§ Data records
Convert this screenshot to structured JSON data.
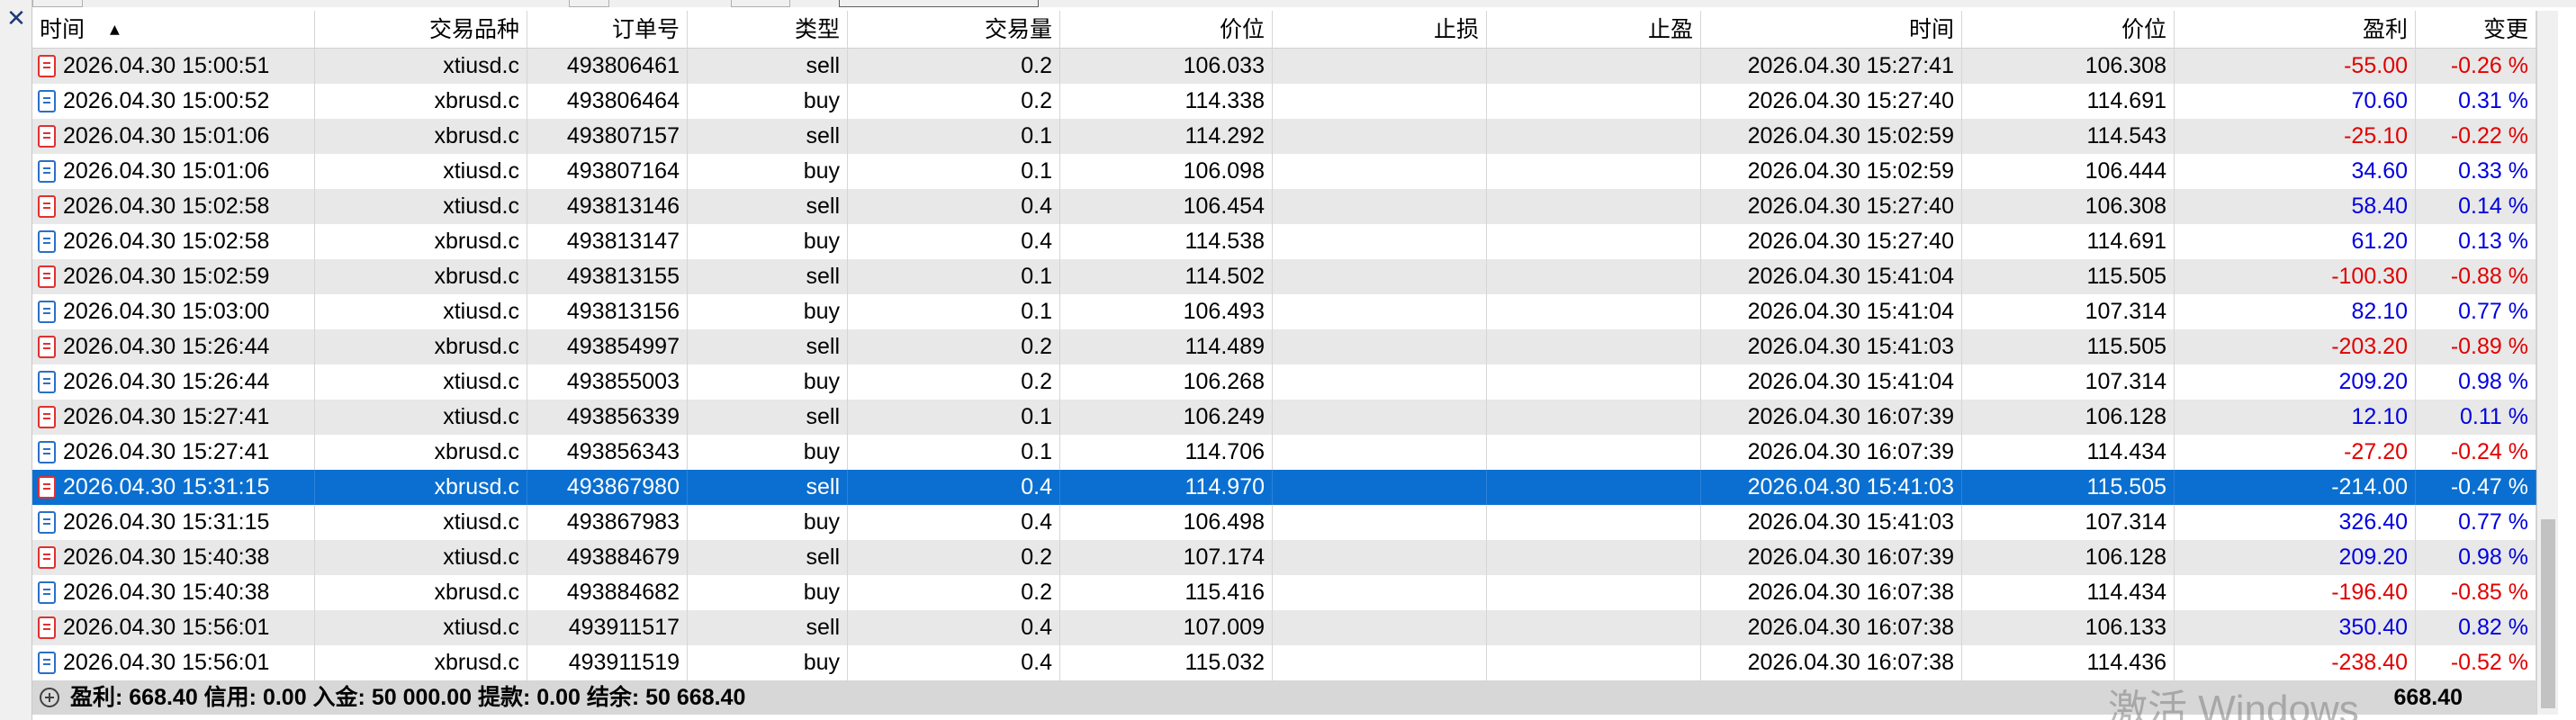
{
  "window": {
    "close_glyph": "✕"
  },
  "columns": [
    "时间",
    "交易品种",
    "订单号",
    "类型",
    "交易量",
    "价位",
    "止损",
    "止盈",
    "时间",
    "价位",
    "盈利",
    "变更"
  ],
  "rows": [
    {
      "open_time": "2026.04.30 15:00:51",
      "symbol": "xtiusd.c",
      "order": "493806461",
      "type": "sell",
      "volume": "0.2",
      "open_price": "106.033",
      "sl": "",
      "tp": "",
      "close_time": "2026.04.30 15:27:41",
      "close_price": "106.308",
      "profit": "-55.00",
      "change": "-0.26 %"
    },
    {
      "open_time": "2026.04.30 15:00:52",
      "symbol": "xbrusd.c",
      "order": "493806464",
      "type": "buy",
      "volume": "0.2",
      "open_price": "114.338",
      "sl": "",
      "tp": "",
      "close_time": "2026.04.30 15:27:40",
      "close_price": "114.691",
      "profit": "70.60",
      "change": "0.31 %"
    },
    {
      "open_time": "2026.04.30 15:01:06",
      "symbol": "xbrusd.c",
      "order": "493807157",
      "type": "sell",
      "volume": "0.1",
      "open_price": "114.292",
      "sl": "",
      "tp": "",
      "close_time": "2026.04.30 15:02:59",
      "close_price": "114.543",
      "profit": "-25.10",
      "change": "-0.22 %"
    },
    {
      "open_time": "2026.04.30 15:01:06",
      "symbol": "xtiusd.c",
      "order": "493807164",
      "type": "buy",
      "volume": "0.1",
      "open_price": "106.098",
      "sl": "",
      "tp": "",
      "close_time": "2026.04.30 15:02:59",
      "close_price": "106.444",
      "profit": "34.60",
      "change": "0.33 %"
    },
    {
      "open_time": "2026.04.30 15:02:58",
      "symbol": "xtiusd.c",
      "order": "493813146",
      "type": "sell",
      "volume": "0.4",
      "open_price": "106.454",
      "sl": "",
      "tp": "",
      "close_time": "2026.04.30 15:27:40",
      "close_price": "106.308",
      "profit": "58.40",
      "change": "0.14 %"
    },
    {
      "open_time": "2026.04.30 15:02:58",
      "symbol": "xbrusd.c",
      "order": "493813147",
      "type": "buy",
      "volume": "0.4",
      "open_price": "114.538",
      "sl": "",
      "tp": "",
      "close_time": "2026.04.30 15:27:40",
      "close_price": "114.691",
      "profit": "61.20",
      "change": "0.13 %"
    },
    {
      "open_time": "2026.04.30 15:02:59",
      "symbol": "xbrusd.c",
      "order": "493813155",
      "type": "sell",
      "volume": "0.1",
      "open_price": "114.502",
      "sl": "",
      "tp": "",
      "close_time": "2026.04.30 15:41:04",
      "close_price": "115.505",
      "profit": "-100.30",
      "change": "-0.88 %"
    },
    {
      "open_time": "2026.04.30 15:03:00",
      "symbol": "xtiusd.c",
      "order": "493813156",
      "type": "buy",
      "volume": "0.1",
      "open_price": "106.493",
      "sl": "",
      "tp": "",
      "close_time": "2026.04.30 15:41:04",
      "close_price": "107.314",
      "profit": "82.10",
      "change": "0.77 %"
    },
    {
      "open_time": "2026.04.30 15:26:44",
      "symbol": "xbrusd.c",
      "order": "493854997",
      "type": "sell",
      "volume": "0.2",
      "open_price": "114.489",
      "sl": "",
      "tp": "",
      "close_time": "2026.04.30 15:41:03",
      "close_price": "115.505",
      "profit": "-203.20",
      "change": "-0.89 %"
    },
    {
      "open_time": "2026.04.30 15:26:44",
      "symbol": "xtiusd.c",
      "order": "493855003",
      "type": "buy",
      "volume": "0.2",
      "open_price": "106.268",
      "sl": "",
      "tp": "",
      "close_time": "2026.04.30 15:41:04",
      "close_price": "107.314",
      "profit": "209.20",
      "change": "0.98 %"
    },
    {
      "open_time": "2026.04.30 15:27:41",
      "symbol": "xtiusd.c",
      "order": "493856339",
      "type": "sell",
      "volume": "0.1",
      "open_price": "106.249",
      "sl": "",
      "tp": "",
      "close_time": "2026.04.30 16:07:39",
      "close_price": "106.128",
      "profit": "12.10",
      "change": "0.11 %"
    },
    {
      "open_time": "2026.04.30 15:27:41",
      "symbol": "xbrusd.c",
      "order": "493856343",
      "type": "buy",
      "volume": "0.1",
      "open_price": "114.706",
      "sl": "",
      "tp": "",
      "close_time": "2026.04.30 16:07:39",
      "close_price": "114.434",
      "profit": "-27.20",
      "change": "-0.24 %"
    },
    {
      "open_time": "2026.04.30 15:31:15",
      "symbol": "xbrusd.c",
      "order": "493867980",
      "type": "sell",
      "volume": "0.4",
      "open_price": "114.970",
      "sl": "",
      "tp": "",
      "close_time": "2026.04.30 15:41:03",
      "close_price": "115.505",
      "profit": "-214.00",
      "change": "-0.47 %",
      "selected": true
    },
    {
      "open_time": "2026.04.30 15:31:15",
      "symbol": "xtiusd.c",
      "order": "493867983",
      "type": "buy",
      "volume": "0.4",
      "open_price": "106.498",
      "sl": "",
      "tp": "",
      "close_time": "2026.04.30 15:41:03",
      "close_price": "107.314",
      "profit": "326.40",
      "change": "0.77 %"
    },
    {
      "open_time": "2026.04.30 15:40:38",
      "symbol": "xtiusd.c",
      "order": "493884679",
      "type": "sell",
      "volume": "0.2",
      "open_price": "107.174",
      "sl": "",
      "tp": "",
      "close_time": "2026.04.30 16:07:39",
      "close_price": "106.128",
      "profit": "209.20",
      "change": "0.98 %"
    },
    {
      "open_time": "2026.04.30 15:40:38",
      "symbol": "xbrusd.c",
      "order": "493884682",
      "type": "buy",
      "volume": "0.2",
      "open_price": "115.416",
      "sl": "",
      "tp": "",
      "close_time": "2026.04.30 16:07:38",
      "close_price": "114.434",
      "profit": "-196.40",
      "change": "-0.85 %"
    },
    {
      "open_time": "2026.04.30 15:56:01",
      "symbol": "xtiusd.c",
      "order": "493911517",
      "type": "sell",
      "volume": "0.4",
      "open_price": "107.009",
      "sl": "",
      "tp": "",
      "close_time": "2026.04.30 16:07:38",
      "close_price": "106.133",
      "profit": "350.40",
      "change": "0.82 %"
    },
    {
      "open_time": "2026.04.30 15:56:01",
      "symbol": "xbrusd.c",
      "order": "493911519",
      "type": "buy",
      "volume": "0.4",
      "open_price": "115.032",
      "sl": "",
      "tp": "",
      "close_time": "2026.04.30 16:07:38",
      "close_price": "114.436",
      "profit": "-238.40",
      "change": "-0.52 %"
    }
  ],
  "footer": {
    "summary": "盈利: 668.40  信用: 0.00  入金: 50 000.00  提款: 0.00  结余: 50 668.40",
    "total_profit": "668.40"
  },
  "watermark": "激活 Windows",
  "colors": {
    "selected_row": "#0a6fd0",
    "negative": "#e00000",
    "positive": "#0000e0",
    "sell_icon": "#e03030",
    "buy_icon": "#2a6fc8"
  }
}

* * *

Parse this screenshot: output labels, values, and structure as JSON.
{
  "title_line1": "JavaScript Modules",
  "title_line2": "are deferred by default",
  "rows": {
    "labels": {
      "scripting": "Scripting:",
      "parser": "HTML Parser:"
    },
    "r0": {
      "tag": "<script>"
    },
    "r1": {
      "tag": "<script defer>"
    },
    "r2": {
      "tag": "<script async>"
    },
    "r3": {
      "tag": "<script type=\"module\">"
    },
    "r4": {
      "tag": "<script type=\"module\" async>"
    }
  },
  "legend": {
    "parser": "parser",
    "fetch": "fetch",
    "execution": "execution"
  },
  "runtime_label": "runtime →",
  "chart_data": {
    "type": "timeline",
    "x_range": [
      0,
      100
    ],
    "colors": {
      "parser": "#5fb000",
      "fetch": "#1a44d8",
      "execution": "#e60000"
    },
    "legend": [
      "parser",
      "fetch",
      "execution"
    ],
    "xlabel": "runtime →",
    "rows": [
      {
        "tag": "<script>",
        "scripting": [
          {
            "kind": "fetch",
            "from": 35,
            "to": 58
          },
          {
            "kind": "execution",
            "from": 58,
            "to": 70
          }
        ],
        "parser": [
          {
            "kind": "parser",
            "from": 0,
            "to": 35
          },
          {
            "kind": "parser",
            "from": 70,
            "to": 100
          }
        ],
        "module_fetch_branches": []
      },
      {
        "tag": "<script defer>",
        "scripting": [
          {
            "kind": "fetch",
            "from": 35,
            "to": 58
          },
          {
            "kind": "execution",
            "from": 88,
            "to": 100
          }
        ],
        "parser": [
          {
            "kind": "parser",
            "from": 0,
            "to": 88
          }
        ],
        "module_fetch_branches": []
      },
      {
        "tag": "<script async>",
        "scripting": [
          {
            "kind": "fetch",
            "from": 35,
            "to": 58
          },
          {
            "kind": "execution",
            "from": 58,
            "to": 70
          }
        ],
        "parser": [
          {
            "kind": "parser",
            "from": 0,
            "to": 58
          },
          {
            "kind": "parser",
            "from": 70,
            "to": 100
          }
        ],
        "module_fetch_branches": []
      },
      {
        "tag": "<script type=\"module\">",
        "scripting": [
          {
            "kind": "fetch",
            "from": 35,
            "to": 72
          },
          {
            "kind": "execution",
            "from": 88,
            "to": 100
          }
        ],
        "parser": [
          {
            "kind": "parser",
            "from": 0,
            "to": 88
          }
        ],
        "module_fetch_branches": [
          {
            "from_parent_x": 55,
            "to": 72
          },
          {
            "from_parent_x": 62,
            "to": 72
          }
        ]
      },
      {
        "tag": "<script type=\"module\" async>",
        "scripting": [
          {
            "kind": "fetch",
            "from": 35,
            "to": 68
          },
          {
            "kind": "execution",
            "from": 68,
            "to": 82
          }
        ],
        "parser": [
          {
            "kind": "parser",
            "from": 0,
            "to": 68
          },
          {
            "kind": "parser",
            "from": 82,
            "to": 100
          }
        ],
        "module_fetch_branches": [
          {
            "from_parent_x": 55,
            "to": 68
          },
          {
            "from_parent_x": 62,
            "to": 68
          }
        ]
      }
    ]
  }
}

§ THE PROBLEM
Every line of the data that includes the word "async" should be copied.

§ EXERCISE RESPONSE
      "tag": "<script async>"
      "tag": "<script type=\"module\" async>"
        "tag": "<script async>",
        "tag": "<script type=\"module\" async>",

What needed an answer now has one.